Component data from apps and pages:
::::

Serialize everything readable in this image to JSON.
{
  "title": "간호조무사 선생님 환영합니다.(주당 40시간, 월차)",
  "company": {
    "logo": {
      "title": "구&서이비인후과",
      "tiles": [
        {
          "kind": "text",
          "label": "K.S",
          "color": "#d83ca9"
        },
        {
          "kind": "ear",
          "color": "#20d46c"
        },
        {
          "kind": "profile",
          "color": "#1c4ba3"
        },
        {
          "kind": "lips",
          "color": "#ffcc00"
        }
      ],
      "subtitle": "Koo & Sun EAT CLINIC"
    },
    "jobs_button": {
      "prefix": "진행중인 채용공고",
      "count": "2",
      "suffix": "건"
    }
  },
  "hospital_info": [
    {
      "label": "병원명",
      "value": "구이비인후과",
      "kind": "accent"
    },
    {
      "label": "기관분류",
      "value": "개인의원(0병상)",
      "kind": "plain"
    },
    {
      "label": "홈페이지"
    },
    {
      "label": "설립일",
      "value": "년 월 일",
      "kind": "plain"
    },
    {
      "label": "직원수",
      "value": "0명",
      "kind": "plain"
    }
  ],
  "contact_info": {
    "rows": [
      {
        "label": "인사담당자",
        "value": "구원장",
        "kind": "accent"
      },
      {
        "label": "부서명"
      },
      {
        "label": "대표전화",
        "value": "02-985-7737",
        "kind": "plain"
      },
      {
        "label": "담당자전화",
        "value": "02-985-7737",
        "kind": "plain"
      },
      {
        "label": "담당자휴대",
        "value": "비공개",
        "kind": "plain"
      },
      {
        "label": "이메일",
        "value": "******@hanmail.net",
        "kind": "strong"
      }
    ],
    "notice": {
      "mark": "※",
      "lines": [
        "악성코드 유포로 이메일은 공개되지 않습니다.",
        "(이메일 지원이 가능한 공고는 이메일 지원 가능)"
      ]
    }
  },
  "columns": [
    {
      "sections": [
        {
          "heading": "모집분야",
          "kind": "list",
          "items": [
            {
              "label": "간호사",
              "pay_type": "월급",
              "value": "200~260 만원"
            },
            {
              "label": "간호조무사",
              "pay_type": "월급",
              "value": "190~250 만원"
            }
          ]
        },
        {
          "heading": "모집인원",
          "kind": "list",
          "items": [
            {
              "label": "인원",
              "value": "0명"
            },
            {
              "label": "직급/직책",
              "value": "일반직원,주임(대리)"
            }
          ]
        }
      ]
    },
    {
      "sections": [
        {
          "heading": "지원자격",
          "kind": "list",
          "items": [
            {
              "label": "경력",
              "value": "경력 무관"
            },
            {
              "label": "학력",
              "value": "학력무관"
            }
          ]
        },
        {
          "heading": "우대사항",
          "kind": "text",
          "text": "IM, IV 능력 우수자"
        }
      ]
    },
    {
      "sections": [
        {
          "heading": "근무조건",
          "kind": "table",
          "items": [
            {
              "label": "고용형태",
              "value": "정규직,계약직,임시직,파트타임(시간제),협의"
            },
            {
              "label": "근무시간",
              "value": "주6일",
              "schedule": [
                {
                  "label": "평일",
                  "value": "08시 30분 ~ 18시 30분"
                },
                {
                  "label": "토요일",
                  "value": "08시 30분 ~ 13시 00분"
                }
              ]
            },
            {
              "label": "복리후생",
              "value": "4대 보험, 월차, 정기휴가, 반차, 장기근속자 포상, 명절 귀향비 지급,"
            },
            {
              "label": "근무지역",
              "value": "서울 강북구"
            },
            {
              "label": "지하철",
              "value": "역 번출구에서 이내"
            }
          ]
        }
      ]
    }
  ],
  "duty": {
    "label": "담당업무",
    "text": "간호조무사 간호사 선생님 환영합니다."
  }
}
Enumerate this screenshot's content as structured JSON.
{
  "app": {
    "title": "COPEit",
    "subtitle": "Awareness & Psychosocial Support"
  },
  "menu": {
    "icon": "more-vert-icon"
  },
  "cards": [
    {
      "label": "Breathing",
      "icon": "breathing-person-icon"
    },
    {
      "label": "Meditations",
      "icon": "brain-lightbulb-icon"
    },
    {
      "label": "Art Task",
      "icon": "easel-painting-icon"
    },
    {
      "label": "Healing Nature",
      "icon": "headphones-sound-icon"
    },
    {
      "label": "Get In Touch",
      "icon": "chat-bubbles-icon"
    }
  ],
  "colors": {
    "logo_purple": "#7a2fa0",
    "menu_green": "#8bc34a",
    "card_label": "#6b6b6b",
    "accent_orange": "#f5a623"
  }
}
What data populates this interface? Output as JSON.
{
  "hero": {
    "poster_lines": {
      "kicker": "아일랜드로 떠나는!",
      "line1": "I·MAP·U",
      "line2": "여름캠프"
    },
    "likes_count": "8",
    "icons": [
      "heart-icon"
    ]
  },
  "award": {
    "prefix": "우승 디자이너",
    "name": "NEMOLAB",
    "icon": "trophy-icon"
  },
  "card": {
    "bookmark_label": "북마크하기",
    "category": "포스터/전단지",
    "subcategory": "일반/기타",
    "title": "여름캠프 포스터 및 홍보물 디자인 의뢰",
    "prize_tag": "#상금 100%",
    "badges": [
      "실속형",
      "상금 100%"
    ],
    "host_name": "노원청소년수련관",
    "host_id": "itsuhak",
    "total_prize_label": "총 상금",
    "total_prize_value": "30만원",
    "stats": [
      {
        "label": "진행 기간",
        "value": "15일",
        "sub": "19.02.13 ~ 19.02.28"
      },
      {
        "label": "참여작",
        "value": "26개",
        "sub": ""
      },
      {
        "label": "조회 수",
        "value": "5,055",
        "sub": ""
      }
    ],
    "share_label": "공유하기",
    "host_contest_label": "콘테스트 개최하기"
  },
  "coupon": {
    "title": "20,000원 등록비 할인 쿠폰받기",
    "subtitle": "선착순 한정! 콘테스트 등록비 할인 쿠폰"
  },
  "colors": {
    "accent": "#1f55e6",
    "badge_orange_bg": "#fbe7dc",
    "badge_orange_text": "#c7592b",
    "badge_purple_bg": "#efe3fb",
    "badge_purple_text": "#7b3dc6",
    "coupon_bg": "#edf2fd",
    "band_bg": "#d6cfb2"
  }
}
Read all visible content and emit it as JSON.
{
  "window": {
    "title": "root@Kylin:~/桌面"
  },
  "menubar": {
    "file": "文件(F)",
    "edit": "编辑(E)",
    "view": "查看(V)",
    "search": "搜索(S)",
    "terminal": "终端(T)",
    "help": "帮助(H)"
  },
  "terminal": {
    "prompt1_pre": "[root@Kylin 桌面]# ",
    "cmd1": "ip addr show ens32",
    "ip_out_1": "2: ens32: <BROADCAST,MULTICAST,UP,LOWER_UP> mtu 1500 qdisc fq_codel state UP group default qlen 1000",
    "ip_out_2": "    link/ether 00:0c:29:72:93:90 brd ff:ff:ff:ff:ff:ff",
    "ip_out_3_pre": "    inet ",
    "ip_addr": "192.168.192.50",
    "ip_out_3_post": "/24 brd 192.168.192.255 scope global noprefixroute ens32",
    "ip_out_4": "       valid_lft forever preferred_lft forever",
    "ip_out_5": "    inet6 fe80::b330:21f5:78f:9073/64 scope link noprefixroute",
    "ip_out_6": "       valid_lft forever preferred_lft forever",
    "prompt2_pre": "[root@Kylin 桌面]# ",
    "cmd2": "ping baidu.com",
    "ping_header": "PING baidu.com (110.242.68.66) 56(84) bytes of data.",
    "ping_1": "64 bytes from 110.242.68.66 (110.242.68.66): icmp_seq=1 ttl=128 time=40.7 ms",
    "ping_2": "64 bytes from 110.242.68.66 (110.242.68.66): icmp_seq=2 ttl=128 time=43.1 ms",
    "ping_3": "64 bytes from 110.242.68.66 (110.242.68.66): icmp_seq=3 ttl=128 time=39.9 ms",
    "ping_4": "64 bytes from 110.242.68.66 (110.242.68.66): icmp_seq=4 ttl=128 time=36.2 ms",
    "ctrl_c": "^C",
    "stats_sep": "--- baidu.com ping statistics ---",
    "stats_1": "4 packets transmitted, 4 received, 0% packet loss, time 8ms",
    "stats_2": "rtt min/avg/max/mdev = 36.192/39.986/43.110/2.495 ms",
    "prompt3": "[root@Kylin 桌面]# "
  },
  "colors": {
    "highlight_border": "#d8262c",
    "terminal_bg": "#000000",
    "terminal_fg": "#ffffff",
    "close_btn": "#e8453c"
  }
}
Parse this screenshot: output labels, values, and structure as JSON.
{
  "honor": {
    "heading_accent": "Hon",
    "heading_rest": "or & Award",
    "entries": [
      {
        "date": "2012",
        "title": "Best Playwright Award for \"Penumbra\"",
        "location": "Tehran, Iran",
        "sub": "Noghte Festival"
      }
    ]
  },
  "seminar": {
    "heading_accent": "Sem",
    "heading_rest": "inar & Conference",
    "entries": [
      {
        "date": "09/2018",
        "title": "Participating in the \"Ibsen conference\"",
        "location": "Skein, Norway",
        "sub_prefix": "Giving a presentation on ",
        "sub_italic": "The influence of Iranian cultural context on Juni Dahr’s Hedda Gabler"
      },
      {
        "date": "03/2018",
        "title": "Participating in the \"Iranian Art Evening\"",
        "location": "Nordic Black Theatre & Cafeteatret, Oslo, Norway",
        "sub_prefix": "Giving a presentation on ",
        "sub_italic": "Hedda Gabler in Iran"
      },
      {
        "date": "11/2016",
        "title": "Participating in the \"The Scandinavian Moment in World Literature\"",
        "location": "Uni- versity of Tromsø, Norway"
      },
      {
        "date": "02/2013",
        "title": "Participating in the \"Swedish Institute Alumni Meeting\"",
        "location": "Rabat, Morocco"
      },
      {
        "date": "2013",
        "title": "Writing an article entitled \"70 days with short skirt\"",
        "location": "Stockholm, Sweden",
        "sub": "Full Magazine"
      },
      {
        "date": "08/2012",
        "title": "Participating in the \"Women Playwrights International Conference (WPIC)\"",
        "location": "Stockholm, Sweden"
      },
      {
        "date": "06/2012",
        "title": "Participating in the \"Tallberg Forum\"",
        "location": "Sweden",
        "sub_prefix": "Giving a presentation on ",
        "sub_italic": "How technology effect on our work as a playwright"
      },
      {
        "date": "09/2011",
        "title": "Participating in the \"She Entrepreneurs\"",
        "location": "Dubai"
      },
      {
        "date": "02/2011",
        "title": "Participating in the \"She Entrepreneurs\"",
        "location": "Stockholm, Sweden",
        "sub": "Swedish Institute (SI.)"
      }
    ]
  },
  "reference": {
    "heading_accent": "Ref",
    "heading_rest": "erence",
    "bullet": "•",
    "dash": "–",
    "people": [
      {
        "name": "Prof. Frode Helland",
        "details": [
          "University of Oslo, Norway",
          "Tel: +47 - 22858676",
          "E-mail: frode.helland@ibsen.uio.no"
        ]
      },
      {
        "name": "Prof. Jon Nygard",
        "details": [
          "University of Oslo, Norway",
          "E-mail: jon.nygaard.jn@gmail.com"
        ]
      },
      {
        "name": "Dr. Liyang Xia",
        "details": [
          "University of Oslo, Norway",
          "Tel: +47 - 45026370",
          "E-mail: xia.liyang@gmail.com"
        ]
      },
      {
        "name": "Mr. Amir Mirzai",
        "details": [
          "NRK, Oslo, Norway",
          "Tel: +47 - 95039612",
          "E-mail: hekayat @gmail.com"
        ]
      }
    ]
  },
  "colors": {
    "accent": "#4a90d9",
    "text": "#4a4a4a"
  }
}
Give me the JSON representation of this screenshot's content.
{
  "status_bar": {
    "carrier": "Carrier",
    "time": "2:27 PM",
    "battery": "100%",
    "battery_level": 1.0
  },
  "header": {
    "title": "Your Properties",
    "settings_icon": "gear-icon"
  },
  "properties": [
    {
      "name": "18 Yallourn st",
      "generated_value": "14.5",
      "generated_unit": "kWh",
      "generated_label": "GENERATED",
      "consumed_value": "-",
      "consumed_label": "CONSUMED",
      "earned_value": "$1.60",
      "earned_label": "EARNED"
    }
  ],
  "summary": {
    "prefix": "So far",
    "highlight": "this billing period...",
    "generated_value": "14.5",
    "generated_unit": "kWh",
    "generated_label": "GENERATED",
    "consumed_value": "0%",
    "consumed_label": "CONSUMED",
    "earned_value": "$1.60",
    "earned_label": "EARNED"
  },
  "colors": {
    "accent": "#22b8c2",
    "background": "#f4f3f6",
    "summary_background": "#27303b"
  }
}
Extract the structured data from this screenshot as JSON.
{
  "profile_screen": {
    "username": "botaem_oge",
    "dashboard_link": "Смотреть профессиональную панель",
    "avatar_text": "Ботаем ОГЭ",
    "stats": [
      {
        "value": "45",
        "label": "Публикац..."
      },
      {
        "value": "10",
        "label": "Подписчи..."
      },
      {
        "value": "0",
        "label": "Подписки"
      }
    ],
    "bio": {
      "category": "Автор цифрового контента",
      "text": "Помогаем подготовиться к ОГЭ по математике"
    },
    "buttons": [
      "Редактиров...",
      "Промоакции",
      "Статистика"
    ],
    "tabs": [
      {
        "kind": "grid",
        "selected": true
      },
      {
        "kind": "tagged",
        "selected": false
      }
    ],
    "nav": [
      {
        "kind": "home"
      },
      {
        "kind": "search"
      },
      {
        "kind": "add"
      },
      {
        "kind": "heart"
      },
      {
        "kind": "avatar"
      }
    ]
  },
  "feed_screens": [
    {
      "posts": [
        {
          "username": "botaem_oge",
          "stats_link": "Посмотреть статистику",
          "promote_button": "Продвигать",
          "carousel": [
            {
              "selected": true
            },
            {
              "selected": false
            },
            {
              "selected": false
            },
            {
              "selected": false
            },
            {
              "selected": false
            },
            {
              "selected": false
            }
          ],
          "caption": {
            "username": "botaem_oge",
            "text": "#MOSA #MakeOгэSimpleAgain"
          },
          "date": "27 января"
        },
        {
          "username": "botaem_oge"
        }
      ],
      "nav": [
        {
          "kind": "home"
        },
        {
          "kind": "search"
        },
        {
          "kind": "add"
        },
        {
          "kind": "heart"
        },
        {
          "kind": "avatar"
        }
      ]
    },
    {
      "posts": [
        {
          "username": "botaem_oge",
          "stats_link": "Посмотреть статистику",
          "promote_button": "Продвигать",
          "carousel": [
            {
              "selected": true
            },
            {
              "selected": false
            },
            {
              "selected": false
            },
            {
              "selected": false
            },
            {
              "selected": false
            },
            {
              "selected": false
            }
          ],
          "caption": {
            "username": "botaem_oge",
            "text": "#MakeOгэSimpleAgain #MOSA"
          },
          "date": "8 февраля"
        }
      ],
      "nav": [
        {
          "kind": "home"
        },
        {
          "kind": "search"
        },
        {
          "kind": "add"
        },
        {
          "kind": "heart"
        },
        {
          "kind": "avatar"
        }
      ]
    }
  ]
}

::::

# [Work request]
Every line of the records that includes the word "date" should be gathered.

# [Solution]
        "date": "2012",
        "date": "09/2018",
        "date": "03/2018",
        "date": "11/2016",
        "date": "02/2013",
        "date": "2013",
        "date": "08/2012",
        "date": "06/2012",
        "date": "09/2011",
        "date": "02/2011",
          "date": "27 января"
          "date": "8 февраля"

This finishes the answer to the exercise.